When Montreal-born brothers Chris and Kosta Tsangaris opened the Redondo Beach Café in Southern California seven years ago, they wanted to create a haven for Canadian expats and L.A. hockey diehards. They never dreamed that one day they'd be hosting the Stanley Cup.
"The amount of people that showed up -- we never expected something like that. It's a Wednesday morning a month removed from the actual Cup victory. In L.A., things get old fast," said Chris Tsangaris, who moved to the area in 1988 after accepting a football scholarship at Long Beach State. "It was incredible. The Kings brought it out and it was just majestic."
The huge turnout, which stretched from the restaurant all the way to the sandy beaches a few blocks away, was for a Los Angeles Kings alumni charity event hosted by the Café where fans could have their picture taken with the Cup.
The Cup arrived at the Redondo Police Department that morning before being escorted by police to the Café, where Kings alums Jim Fox and Daryl Evans carried it into the parking lot for the public to enjoy. With alums Fox, Evans and Nelson Emerson attending, the celebration was a historic one for Los Angeles' premier hockey hot spot.
Considering where the Tsangaris brothers came from, it shouldn't be too surprising how closely the restaurant has become linked with the Kings. Their father owned a barber shop across the street from the Montreal Forum and the family witnessed several Stanley Cup parades in the 1970s. After graduating from Long Beach State and playing six years in the Canadian Football League, Chris Tsangaris returned to Redondo Beach and opened the restaurant with his brother, making sure to include all kinds of Canadian creature comforts. That includes countless hockey banners and jerseys hanging from the walls, plenty of Canadian beers available at the bar, and Montreal-style smoked meat and poutine imported from Canada.
It didn't take long for Canadian expats, including Kings players, to take notice.
"Simon Gagne has popped in. He came right off the plane with his dad and his brother from Quebec," Tsangaris told NHL.com. "He said 'Can you believe we're eating poutine and smoked meat here?'"
Thanks to their increasing following with Los Angeles' hockey community and a growing relationship with the Kings, the restaurant became a fan favorite as the team made its historic run toward its first Stanley Cup. When the Kings hoisted the Cup last month, customers could finally stop asking the Montreal-born brothers about their cherished Canadiens' win over the Kings in the 1993 Stanley Cup Final.
"That's a funny relationship we have [with customers]," Chris Tsangaris said of the 1993 Final discussions, noting that an iconic player from that series happens to be a Café regular. "Marty [McSorley} comes in. He usually sits at the table where our [Canadiens' 1993 Cup] banner hangs.
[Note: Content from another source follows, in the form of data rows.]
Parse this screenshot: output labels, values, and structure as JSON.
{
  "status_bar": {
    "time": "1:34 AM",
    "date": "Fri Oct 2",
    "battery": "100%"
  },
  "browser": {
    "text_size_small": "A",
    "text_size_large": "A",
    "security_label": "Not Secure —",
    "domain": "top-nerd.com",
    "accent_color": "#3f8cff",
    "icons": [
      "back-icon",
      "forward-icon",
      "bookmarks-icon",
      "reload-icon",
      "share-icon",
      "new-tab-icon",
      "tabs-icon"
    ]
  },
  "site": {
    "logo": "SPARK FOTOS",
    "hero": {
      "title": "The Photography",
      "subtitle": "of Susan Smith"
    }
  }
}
We try to position him to look away from the banner. But it is what it is. You move on."
With the Kings set to open the 2012-13 season as the defending Stanley Cup champions, there could be a new banner hanging at the Redondo Beach Café.